(Dataset items)
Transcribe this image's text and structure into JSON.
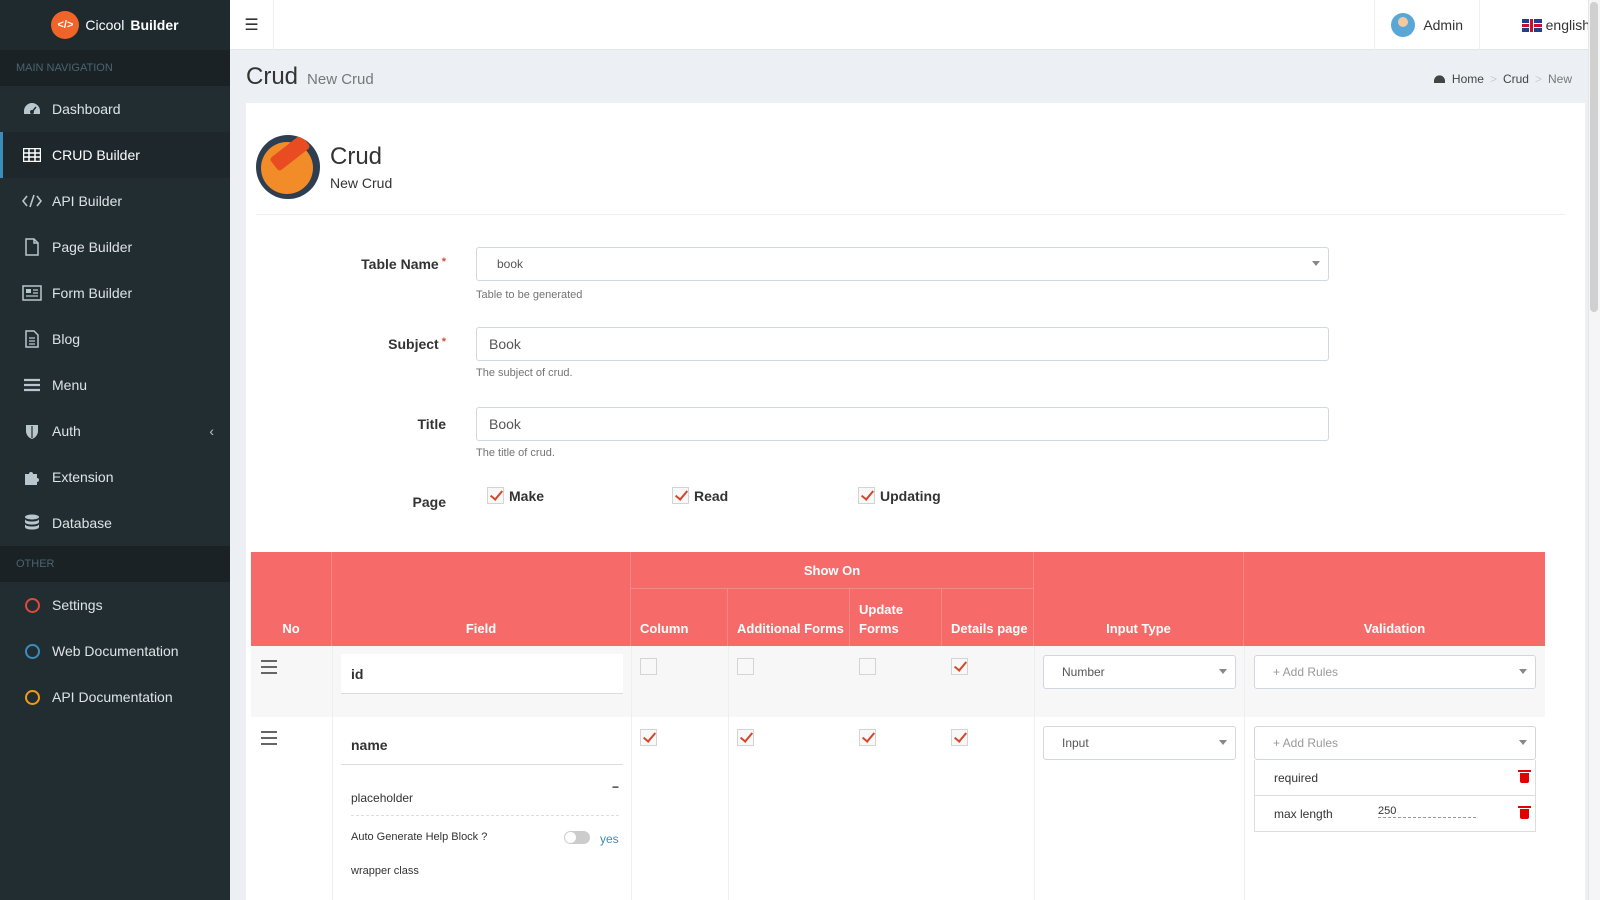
{
  "app": {
    "logo_badge": "</>",
    "name_part1": "Cicool",
    "name_part2": "Builder"
  },
  "sidebar": {
    "section_main": "MAIN NAVIGATION",
    "items": [
      {
        "label": "Dashboard",
        "icon": "dashboard-icon"
      },
      {
        "label": "CRUD Builder",
        "icon": "table-icon",
        "active": true
      },
      {
        "label": "API Builder",
        "icon": "code-icon"
      },
      {
        "label": "Page Builder",
        "icon": "file-icon"
      },
      {
        "label": "Form Builder",
        "icon": "form-icon"
      },
      {
        "label": "Blog",
        "icon": "document-icon"
      },
      {
        "label": "Menu",
        "icon": "bars-icon"
      },
      {
        "label": "Auth",
        "icon": "shield-icon"
      },
      {
        "label": "Extension",
        "icon": "puzzle-icon"
      },
      {
        "label": "Database",
        "icon": "database-icon"
      }
    ],
    "section_other": "OTHER",
    "other_items": [
      {
        "label": "Settings",
        "color": "#dd4b39"
      },
      {
        "label": "Web Documentation",
        "color": "#3c8dbc"
      },
      {
        "label": "API Documentation",
        "color": "#f39c12"
      }
    ]
  },
  "topbar": {
    "user": "Admin",
    "language": "english"
  },
  "page": {
    "title": "Crud",
    "subtitle": "New Crud"
  },
  "breadcrumb": {
    "home": "Home",
    "crud": "Crud",
    "current": "New"
  },
  "box": {
    "title": "Crud",
    "subtitle": "New Crud"
  },
  "form": {
    "table_name": {
      "label": "Table Name",
      "value": "book",
      "help": "Table to be generated"
    },
    "subject": {
      "label": "Subject",
      "value": "Book",
      "help": "The subject of crud."
    },
    "title": {
      "label": "Title",
      "value": "Book",
      "help": "The title of crud."
    },
    "page": {
      "label": "Page",
      "options": [
        {
          "label": "Make",
          "checked": true
        },
        {
          "label": "Read",
          "checked": true
        },
        {
          "label": "Updating",
          "checked": true
        }
      ]
    }
  },
  "table": {
    "headers": {
      "no": "No",
      "field": "Field",
      "show_on": "Show On",
      "column": "Column",
      "additional_forms": "Additional Forms",
      "update_forms_1": "Update",
      "update_forms_2": "Forms",
      "details_page": "Details page",
      "input_type": "Input Type",
      "validation": "Validation"
    },
    "rows": [
      {
        "field": "id",
        "column": false,
        "additional": false,
        "update": false,
        "details": true,
        "input_type": "Number",
        "rules_placeholder": "+ Add Rules"
      },
      {
        "field": "name",
        "column": true,
        "additional": true,
        "update": true,
        "details": true,
        "input_type": "Input",
        "rules_placeholder": "+ Add Rules",
        "placeholder_label": "placeholder",
        "collapse_symbol": "−",
        "auto_help_label": "Auto Generate Help Block ?",
        "auto_help_value": "yes",
        "wrapper_class_label": "wrapper class",
        "rules": [
          {
            "name": "required",
            "value": ""
          },
          {
            "name": "max length",
            "value": "250"
          }
        ]
      }
    ]
  },
  "colors": {
    "header_red": "#f66b6a",
    "sidebar": "#222d32",
    "accent": "#3c8dbc"
  }
}
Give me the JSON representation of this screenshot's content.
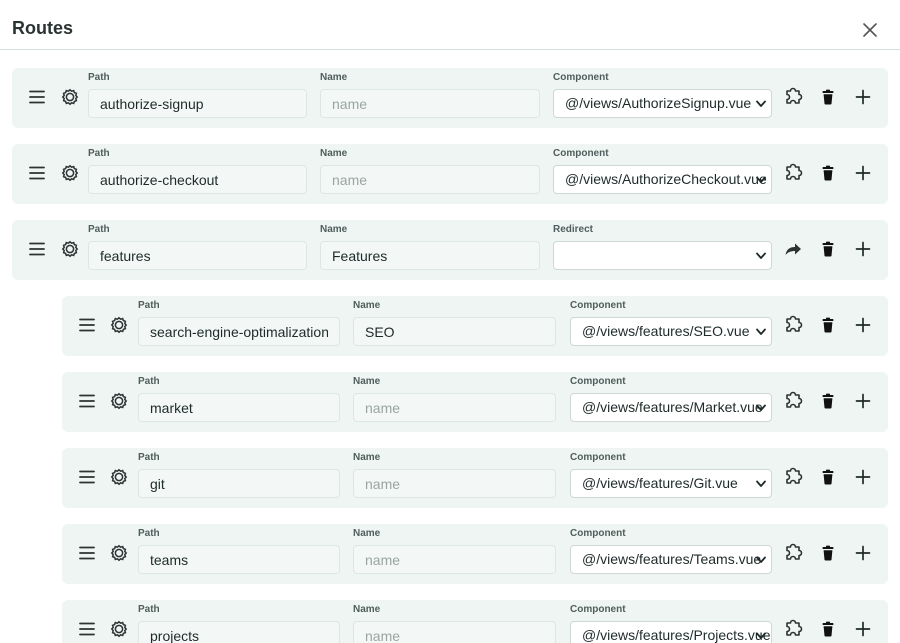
{
  "dialog": {
    "title": "Routes"
  },
  "labels": {
    "path": "Path",
    "name": "Name",
    "component": "Component",
    "redirect": "Redirect",
    "name_placeholder": "name"
  },
  "routes": [
    {
      "level": 0,
      "path": "authorize-signup",
      "name": "",
      "type": "component",
      "value": "@/views/AuthorizeSignup.vue"
    },
    {
      "level": 0,
      "path": "authorize-checkout",
      "name": "",
      "type": "component",
      "value": "@/views/AuthorizeCheckout.vue"
    },
    {
      "level": 0,
      "path": "features",
      "name": "Features",
      "type": "redirect",
      "value": ""
    },
    {
      "level": 1,
      "path": "search-engine-optimalization",
      "name": "SEO",
      "type": "component",
      "value": "@/views/features/SEO.vue"
    },
    {
      "level": 1,
      "path": "market",
      "name": "",
      "type": "component",
      "value": "@/views/features/Market.vue"
    },
    {
      "level": 1,
      "path": "git",
      "name": "",
      "type": "component",
      "value": "@/views/features/Git.vue"
    },
    {
      "level": 1,
      "path": "teams",
      "name": "",
      "type": "component",
      "value": "@/views/features/Teams.vue"
    },
    {
      "level": 1,
      "path": "projects",
      "name": "",
      "type": "component",
      "value": "@/views/features/Projects.vue"
    }
  ],
  "icons": {
    "close": "close-icon",
    "drag": "drag-handle-icon",
    "settings": "gear-icon",
    "component": "puzzle-icon",
    "redirect": "redirect-arrow-icon",
    "delete": "trash-icon",
    "add": "plus-icon"
  },
  "colors": {
    "row_background": "#eff5f3",
    "input_background": "#f3f8f6",
    "text": "#1e2a2a",
    "label": "#4f5e5c"
  }
}
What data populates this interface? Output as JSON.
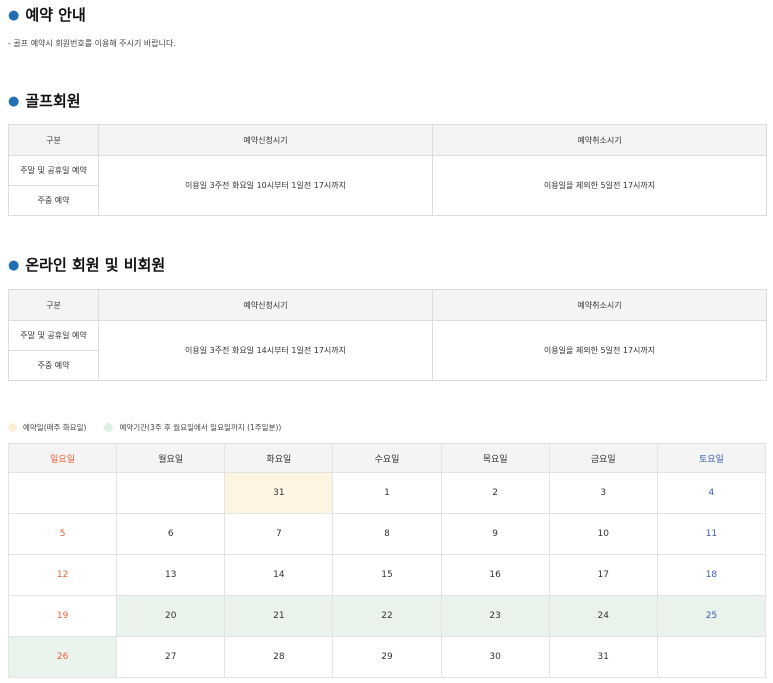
{
  "reservation_guide": {
    "title": "예약 안내",
    "note": "- 골프 예약시 회원번호를 이용해 주시기 바랍니다."
  },
  "golf_member": {
    "title": "골프회원",
    "headers": [
      "구분",
      "예약신청시기",
      "예약취소시기"
    ],
    "rows": [
      "주말 및 공휴일 예약",
      "주중 예약"
    ],
    "apply_period": "이용일 3주전 화요일 10시부터 1일전 17시까지",
    "cancel_period": "이용일을 제외한 5일전 17시까지"
  },
  "online_member": {
    "title": "온라인 회원 및 비회원",
    "headers": [
      "구분",
      "예약신청시기",
      "예약취소시기"
    ],
    "rows": [
      "주말 및 공휴일 예약",
      "주중 예약"
    ],
    "apply_period": "이용일 3주전 화요일 14시부터 1일전 17시까지",
    "cancel_period": "이용일을 제외한 5일전 17시까지"
  },
  "legend": {
    "reservation_day": "예약일(매주 화요일)",
    "reservation_period": "예약기간(3주 후 월요일에서 일요일까지 (1주일분))",
    "colors": {
      "reservation_day": "#fdf0d6",
      "reservation_period": "#dff0e4"
    }
  },
  "calendar": {
    "weekdays": [
      "일요일",
      "월요일",
      "화요일",
      "수요일",
      "목요일",
      "금요일",
      "토요일"
    ],
    "weeks": [
      [
        "",
        "",
        "31",
        "1",
        "2",
        "3",
        "4"
      ],
      [
        "5",
        "6",
        "7",
        "8",
        "9",
        "10",
        "11"
      ],
      [
        "12",
        "13",
        "14",
        "15",
        "16",
        "17",
        "18"
      ],
      [
        "19",
        "20",
        "21",
        "22",
        "23",
        "24",
        "25"
      ],
      [
        "26",
        "27",
        "28",
        "29",
        "30",
        "31",
        ""
      ]
    ],
    "highlight_reservation_day": [
      [
        0,
        2
      ]
    ],
    "highlight_reservation_period": [
      [
        3,
        1
      ],
      [
        3,
        2
      ],
      [
        3,
        3
      ],
      [
        3,
        4
      ],
      [
        3,
        5
      ],
      [
        3,
        6
      ],
      [
        4,
        0
      ]
    ]
  }
}
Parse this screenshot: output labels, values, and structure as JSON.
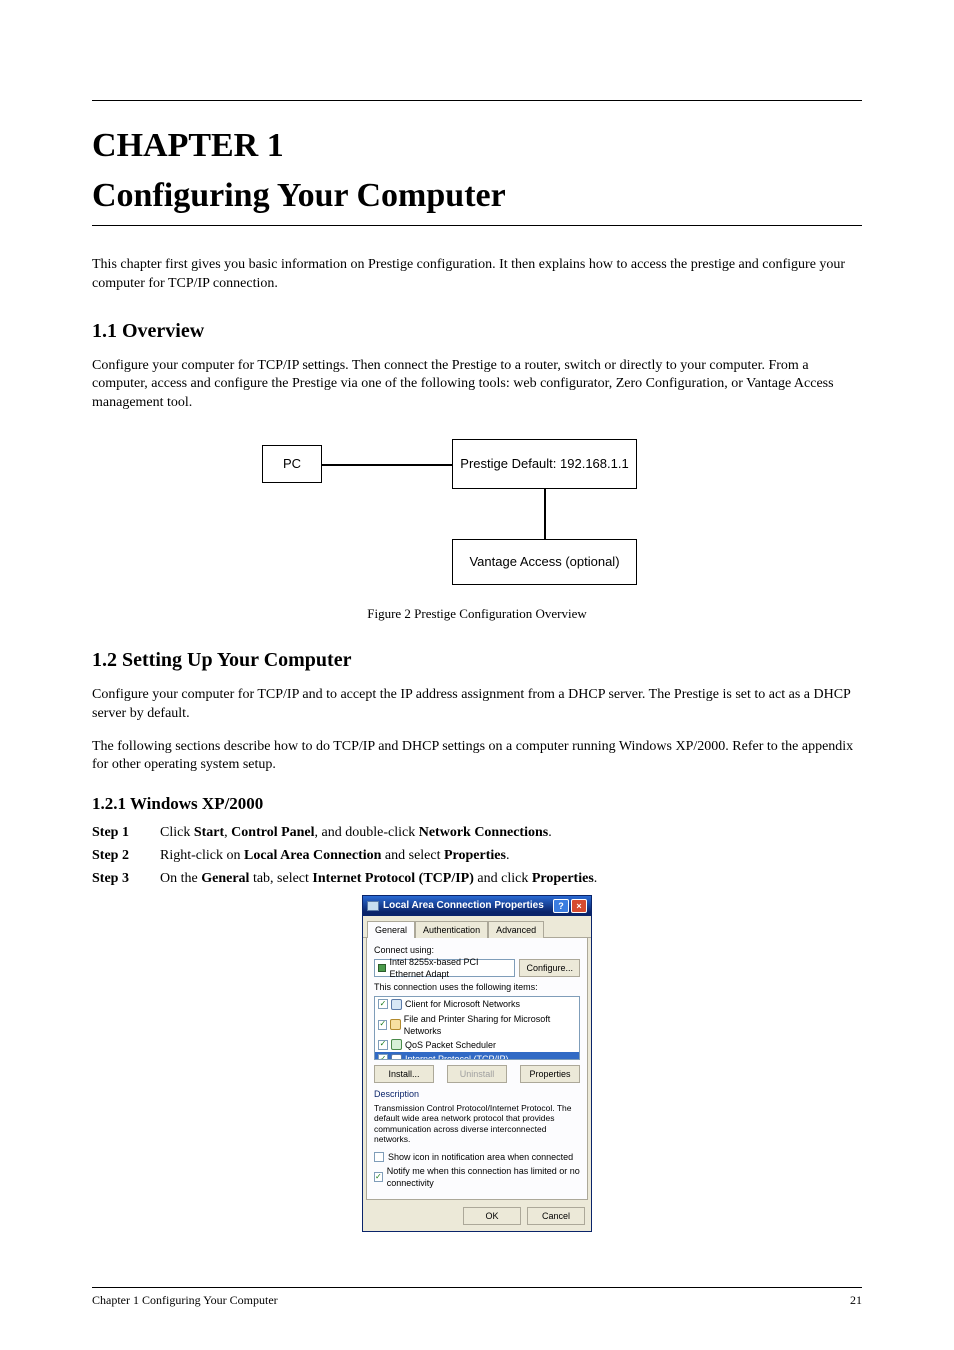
{
  "chapter_num": "1",
  "chapter_title": "Configuring Your Computer",
  "intro_para": "This chapter first gives you basic information on Prestige configuration. It then explains how to access the prestige and configure your computer for TCP/IP connection.",
  "sec1_title": "1.1  Overview",
  "sec1_para": "Configure your computer for TCP/IP settings. Then connect the Prestige to a router, switch or directly to your computer. From a computer, access and configure the Prestige via one of the following tools: web configurator, Zero Configuration, or Vantage Access management tool.",
  "fig1_caption": "Figure 2   Prestige Configuration Overview",
  "diagram": {
    "pc": "PC",
    "prestige": "Prestige Default: 192.168.1.1",
    "vantage": "Vantage Access (optional)"
  },
  "sec2_title": "1.2  Setting Up Your Computer",
  "sec2_p1": "Configure your computer for TCP/IP and to accept the IP address assignment from a DHCP server. The Prestige is set to act as a DHCP server by default.",
  "sec2_p2": "The following sections describe how to do TCP/IP and DHCP settings on a computer running Windows XP/2000. Refer to the appendix for other operating system setup.",
  "sub_title": "1.2.1  Windows XP/2000",
  "step1": {
    "label": "Step 1",
    "prefix": "Click ",
    "b1": "Start",
    "mid1": ", ",
    "b2": "Control Panel",
    "mid2": ", and double-click ",
    "b3": "Network Connections",
    "end": "."
  },
  "step2": {
    "label": "Step 2",
    "prefix": "Right-click on ",
    "b1": "Local Area Connection",
    "mid": " and select ",
    "b2": "Properties",
    "end": "."
  },
  "step3": {
    "label": "Step 3",
    "prefix": "On the ",
    "b1": "General",
    "mid1": " tab, select ",
    "b2": "Internet Protocol (TCP/IP)",
    "mid2": " and click ",
    "b3": "Properties",
    "end": "."
  },
  "dialog": {
    "title": "Local Area Connection Properties",
    "tabs": {
      "general": "General",
      "auth": "Authentication",
      "adv": "Advanced"
    },
    "connect_using": "Connect using:",
    "adapter": "Intel 8255x-based PCI Ethernet Adapt",
    "configure": "Configure...",
    "items_label": "This connection uses the following items:",
    "items": {
      "client": "Client for Microsoft Networks",
      "file": "File and Printer Sharing for Microsoft Networks",
      "qos": "QoS Packet Scheduler",
      "tcpip": "Internet Protocol (TCP/IP)"
    },
    "install": "Install...",
    "uninstall": "Uninstall",
    "properties": "Properties",
    "desc_label": "Description",
    "desc": "Transmission Control Protocol/Internet Protocol. The default wide area network protocol that provides communication across diverse interconnected networks.",
    "show_icon": "Show icon in notification area when connected",
    "notify": "Notify me when this connection has limited or no connectivity",
    "ok": "OK",
    "cancel": "Cancel"
  },
  "footer": {
    "left": "Chapter 1 Configuring Your Computer",
    "right": "21"
  }
}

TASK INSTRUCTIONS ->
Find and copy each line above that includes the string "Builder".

REPLY TO THE TASK ->
    "name_part2": "Builder"
        "label": "CRUD Builder",
        "label": "API Builder",
        "label": "Page Builder",
        "label": "Form Builder",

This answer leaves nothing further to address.